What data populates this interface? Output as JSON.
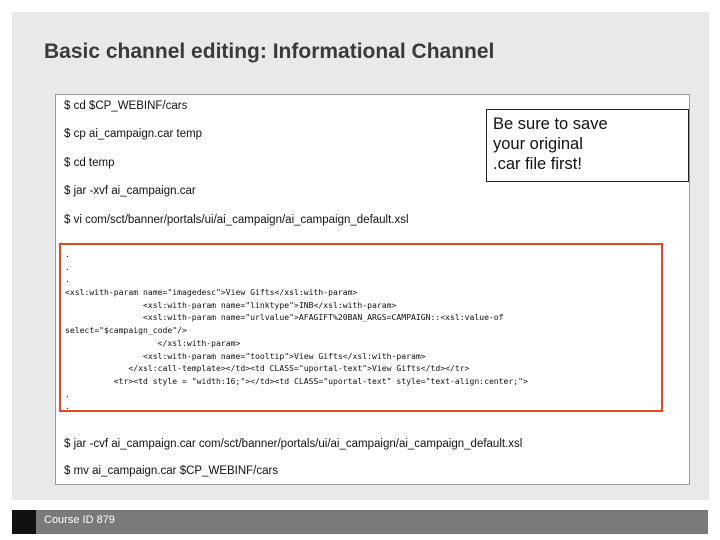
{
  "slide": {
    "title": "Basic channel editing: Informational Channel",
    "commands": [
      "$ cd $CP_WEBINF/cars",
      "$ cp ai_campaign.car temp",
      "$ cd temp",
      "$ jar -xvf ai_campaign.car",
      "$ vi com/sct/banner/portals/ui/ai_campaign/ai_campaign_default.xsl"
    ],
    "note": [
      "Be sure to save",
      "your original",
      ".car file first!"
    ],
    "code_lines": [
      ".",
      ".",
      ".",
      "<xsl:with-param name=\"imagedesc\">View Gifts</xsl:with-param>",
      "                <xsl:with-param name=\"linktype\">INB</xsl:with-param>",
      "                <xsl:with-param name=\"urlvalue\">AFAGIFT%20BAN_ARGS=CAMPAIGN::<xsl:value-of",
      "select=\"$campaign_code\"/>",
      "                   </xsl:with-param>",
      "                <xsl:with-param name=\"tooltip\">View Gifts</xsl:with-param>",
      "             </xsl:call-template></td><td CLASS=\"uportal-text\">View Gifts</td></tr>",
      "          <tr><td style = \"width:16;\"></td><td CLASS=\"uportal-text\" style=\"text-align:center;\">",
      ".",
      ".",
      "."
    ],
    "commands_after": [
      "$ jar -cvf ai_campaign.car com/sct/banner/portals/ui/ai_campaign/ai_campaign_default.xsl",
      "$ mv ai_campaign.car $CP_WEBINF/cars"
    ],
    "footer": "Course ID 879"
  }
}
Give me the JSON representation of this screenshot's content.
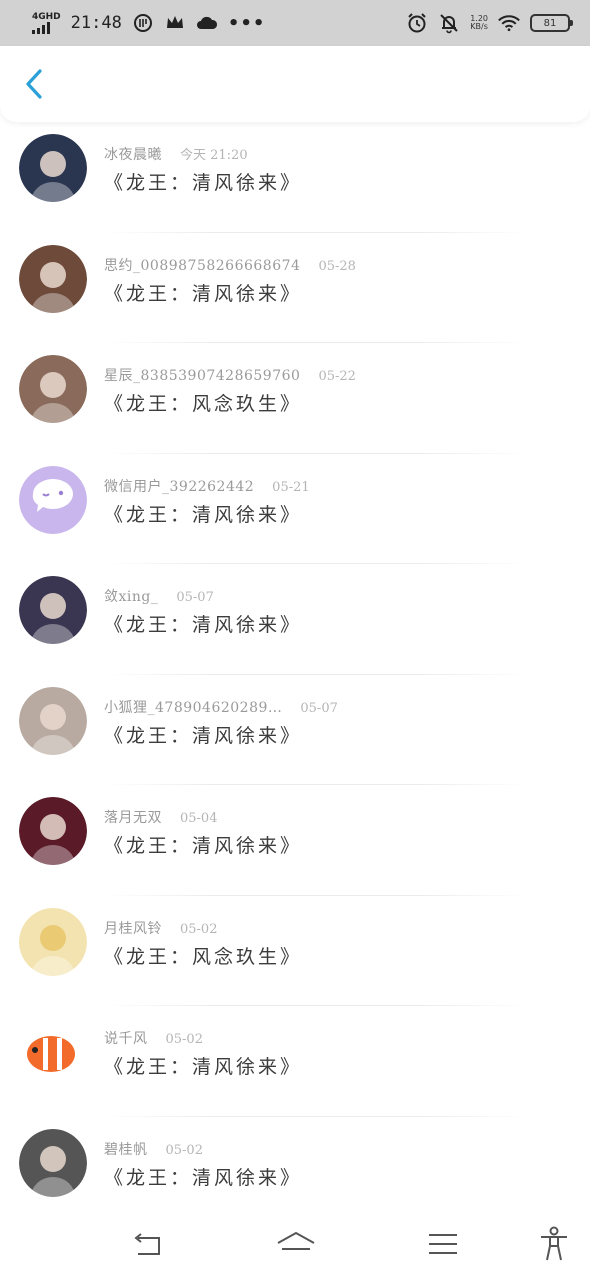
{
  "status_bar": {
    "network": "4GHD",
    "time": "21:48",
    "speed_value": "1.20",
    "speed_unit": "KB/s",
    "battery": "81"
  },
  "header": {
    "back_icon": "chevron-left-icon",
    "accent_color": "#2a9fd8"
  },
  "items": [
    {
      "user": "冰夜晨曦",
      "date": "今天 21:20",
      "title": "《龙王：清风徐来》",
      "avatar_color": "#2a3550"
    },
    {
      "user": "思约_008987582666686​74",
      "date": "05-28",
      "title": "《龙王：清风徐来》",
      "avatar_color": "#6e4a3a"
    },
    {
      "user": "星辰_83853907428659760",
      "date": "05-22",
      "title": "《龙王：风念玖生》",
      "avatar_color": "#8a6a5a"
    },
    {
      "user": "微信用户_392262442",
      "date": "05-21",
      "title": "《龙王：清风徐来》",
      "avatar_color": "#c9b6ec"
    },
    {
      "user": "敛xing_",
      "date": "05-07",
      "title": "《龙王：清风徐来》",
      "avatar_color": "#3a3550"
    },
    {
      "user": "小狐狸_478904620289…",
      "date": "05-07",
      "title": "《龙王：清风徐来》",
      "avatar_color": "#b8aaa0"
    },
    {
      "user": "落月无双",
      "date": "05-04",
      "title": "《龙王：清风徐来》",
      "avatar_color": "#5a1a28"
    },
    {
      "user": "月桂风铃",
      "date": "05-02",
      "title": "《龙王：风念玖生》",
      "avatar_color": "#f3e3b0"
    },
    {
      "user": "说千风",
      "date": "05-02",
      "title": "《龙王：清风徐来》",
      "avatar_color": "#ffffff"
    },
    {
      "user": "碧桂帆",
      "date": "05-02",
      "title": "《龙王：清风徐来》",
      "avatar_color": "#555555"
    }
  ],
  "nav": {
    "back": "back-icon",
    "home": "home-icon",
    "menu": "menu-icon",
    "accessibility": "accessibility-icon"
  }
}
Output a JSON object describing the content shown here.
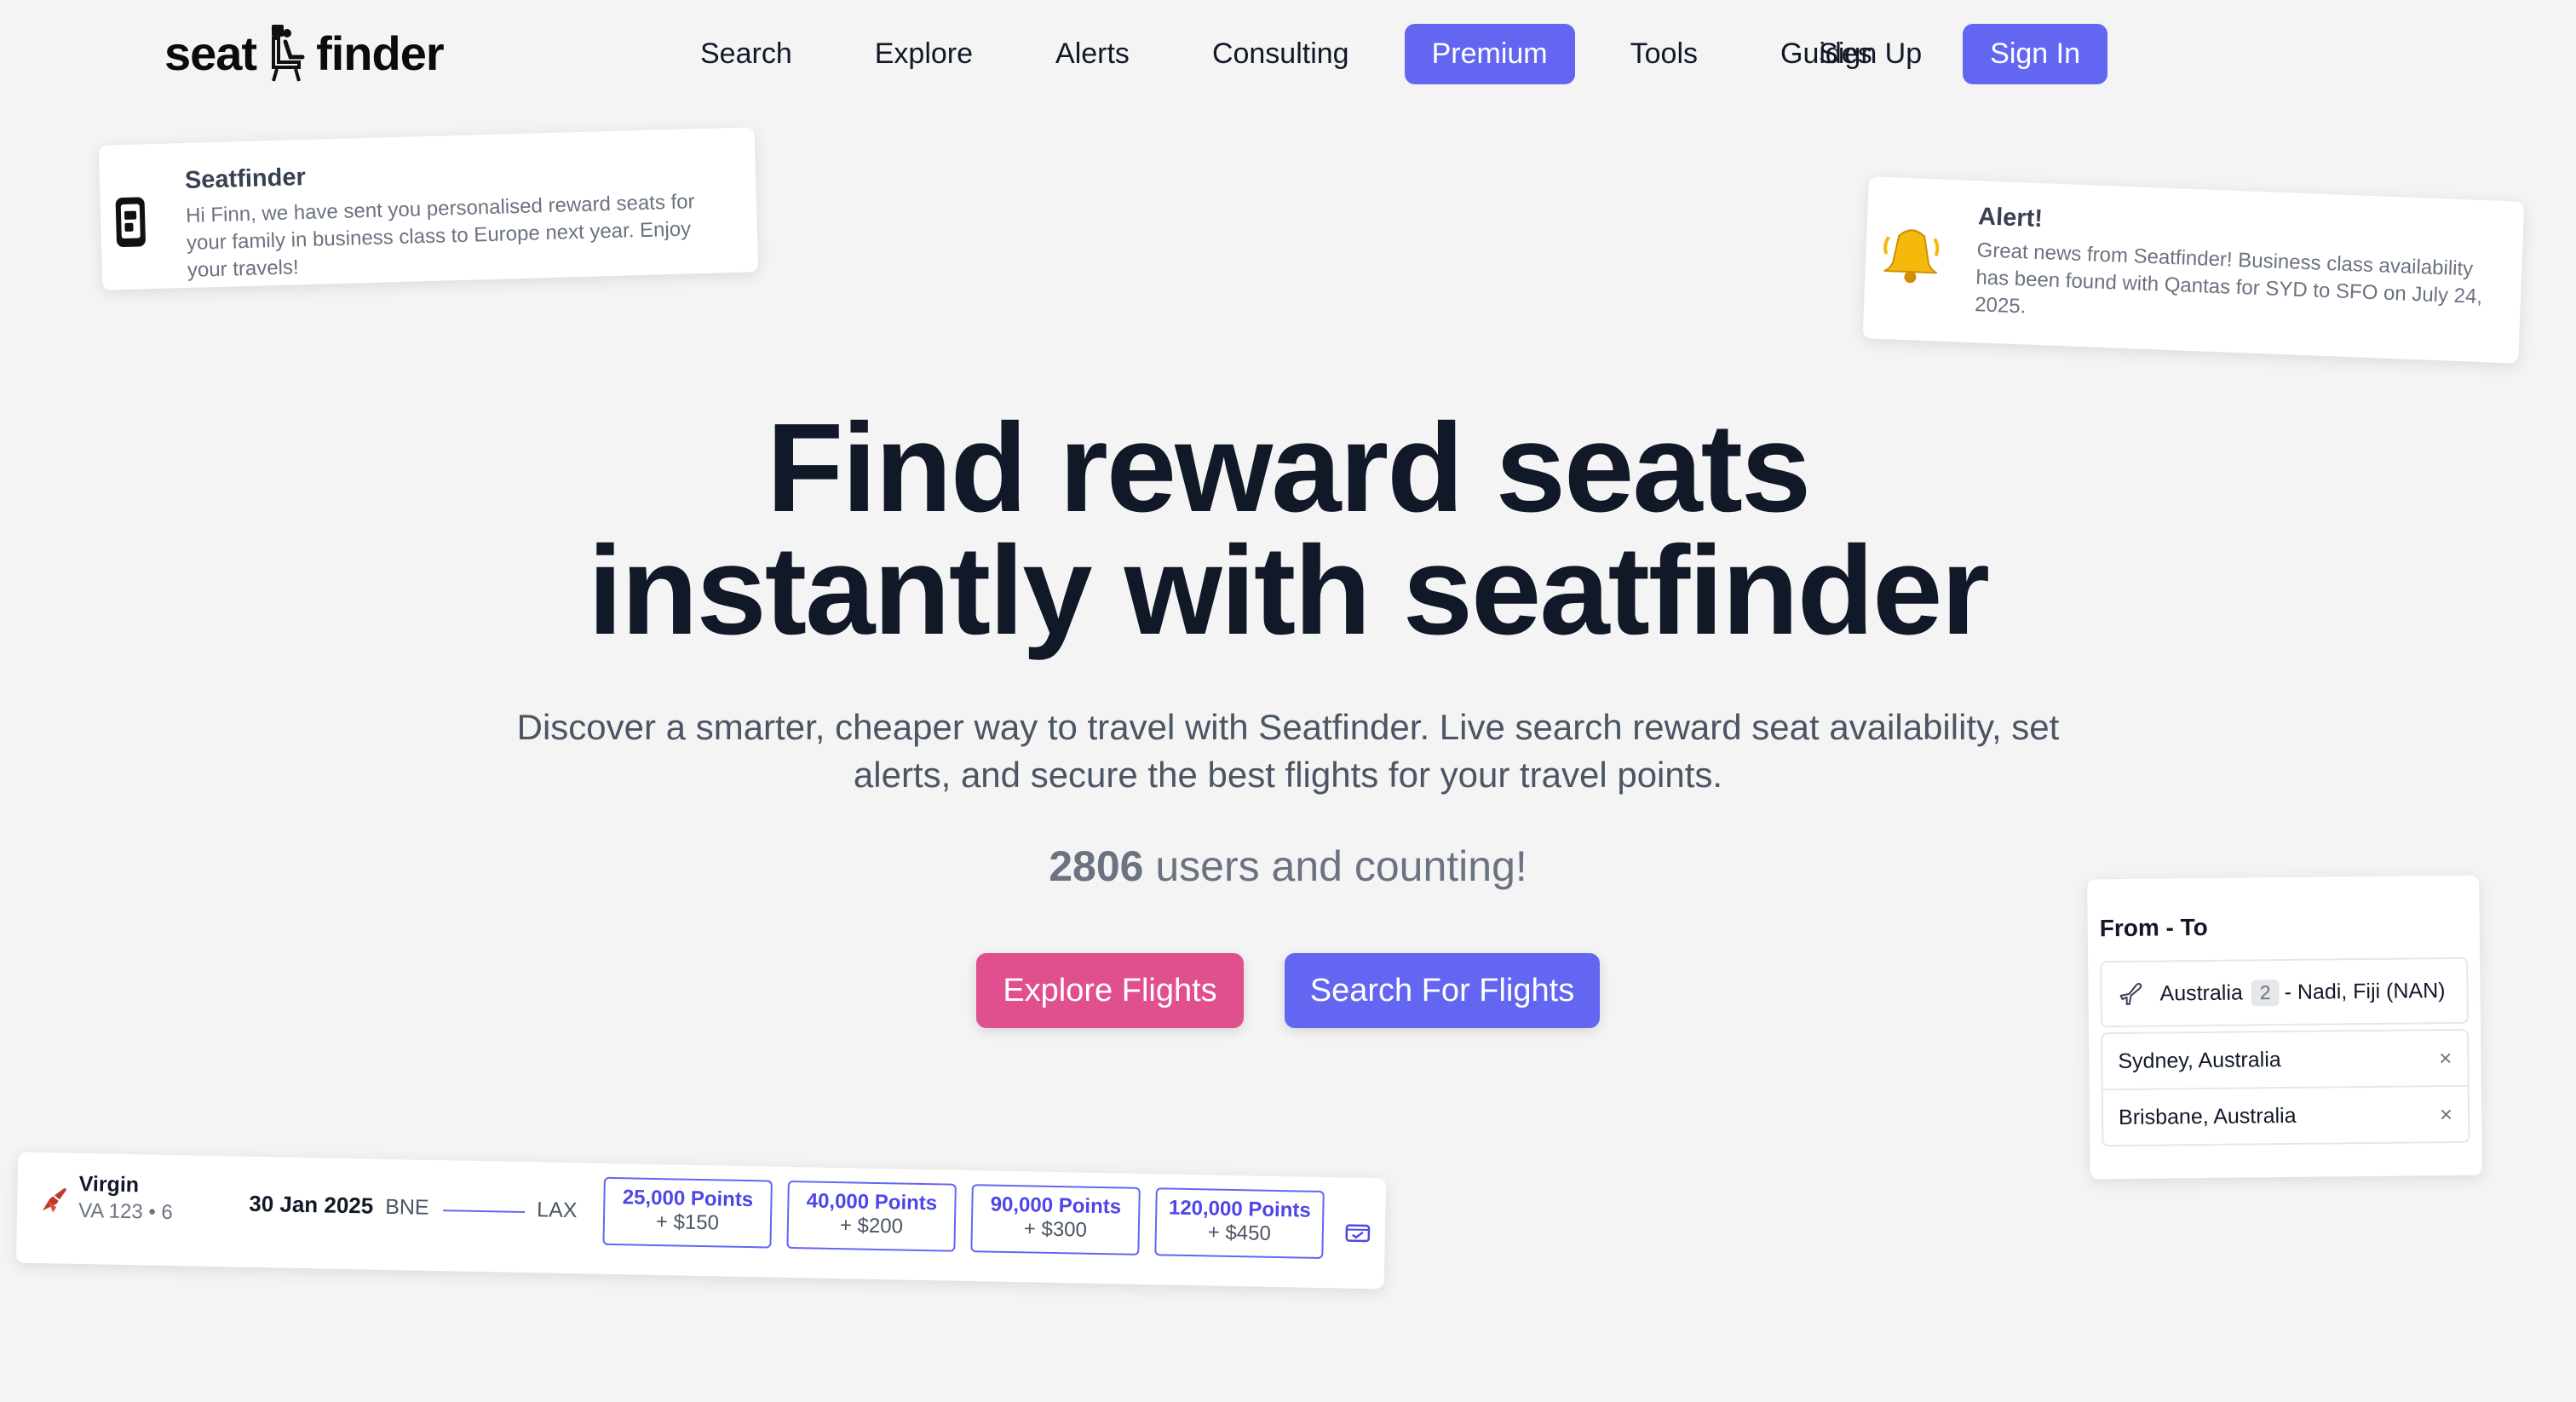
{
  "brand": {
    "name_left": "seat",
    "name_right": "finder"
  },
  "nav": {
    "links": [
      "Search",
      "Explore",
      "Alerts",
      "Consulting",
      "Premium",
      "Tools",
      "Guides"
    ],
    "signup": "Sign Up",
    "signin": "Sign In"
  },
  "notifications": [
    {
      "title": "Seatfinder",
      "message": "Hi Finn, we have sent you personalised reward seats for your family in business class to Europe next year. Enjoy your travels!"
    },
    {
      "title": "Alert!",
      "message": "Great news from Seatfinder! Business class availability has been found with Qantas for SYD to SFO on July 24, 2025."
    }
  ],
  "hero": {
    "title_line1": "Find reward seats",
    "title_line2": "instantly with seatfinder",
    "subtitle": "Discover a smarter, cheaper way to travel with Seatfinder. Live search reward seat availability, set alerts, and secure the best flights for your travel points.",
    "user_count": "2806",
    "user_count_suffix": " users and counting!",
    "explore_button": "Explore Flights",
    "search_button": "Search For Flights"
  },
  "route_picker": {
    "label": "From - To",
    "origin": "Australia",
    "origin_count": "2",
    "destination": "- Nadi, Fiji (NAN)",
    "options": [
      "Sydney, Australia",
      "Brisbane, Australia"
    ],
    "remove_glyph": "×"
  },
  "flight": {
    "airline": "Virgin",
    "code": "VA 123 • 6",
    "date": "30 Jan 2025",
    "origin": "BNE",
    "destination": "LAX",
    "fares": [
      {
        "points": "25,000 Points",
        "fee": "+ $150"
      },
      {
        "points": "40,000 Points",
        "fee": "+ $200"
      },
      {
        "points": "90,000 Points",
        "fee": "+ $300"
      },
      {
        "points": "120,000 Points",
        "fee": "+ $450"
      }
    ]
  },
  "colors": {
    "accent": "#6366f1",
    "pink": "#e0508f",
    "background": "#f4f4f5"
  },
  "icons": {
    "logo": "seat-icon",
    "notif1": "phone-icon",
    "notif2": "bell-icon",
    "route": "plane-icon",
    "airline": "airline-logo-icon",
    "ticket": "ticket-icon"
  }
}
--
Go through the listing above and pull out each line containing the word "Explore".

**REPLY TO THE EXERCISE:**
      "Explore",
    "explore_button": "Explore Flights",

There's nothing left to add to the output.